Directions: Pull every line of the entries that has the word "title".

===== Dataset

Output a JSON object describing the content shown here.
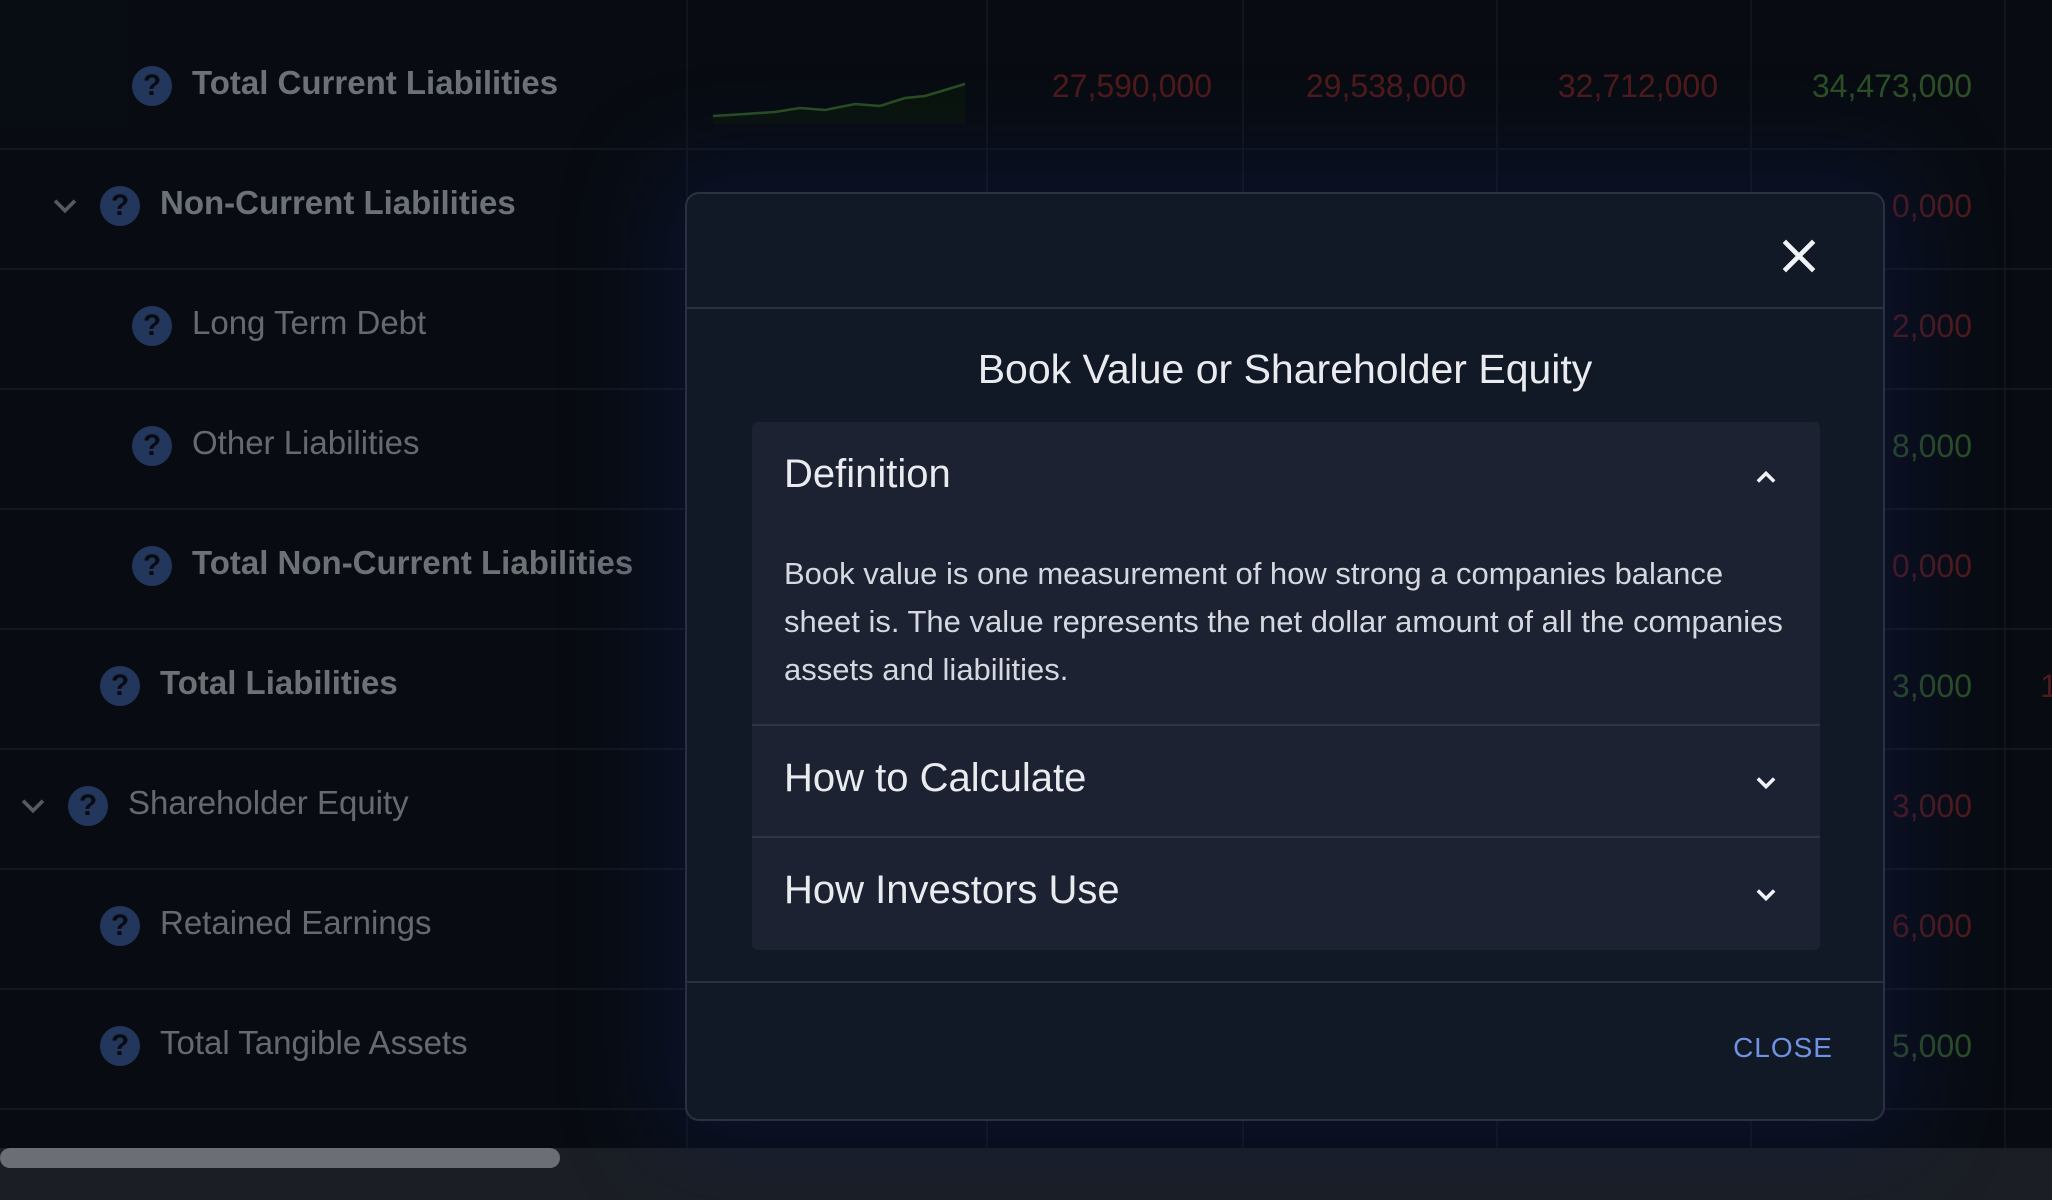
{
  "table": {
    "rows": [
      {
        "label": "Total Current Liabilities",
        "bold": true,
        "values": [
          "27,590,000",
          "29,538,000",
          "32,712,000",
          "34,473,000"
        ]
      },
      {
        "label": "Non-Current Liabilities",
        "bold": true,
        "values": [
          "",
          "",
          "",
          "0,000"
        ]
      },
      {
        "label": "Long Term Debt",
        "bold": false,
        "values": [
          "",
          "",
          "",
          "2,000"
        ]
      },
      {
        "label": "Other Liabilities",
        "bold": false,
        "values": [
          "",
          "",
          "",
          "8,000"
        ]
      },
      {
        "label": "Total Non-Current Liabilities",
        "bold": true,
        "values": [
          "",
          "",
          "",
          "0,000"
        ]
      },
      {
        "label": "Total Liabilities",
        "bold": true,
        "values": [
          "",
          "",
          "",
          "3,000"
        ],
        "overflow": "1"
      },
      {
        "label": "Shareholder Equity",
        "bold": false,
        "values": [
          "",
          "",
          "",
          "3,000"
        ]
      },
      {
        "label": "Retained Earnings",
        "bold": false,
        "values": [
          "",
          "",
          "",
          "6,000"
        ]
      },
      {
        "label": "Total Tangible Assets",
        "bold": false,
        "values": [
          "",
          "",
          "",
          "5,000"
        ]
      }
    ]
  },
  "modal": {
    "title": "Book Value or Shareholder Equity",
    "close_label": "CLOSE",
    "sections": [
      {
        "title": "Definition",
        "expanded": true,
        "body": "Book value is one measurement of how strong a companies balance sheet is. The value represents the net dollar amount of all the companies assets and liabilities."
      },
      {
        "title": "How to Calculate",
        "expanded": false
      },
      {
        "title": "How Investors Use",
        "expanded": false
      }
    ]
  },
  "colors": {
    "background": "#0d1219",
    "negative": "#8e2a2a",
    "positive": "#4f8a3c",
    "help_icon": "#3e5f9f",
    "link": "#6f93e0"
  }
}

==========

Result of the exercise:
    "title": "Book Value or Shareholder Equity",
        "title": "Definition",
        "title": "How to Calculate",
        "title": "How Investors Use",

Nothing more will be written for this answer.